Required work: In the data below, find every line with the word "item" and copy it.

Data section:
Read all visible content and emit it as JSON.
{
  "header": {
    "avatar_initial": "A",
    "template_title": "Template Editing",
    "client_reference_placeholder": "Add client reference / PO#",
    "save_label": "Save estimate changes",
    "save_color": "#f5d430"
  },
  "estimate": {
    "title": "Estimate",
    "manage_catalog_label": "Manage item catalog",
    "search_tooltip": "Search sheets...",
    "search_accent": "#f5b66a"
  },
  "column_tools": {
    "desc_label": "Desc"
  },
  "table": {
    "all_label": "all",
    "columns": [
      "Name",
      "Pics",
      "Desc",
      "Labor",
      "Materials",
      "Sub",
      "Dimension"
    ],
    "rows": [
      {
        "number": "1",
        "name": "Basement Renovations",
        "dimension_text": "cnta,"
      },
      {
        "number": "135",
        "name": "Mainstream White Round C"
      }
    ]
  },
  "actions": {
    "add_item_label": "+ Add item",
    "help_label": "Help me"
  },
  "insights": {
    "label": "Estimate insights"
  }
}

Solution to this problem:
    "manage_catalog_label": "Manage item catalog",
    "add_item_label": "+ Add item",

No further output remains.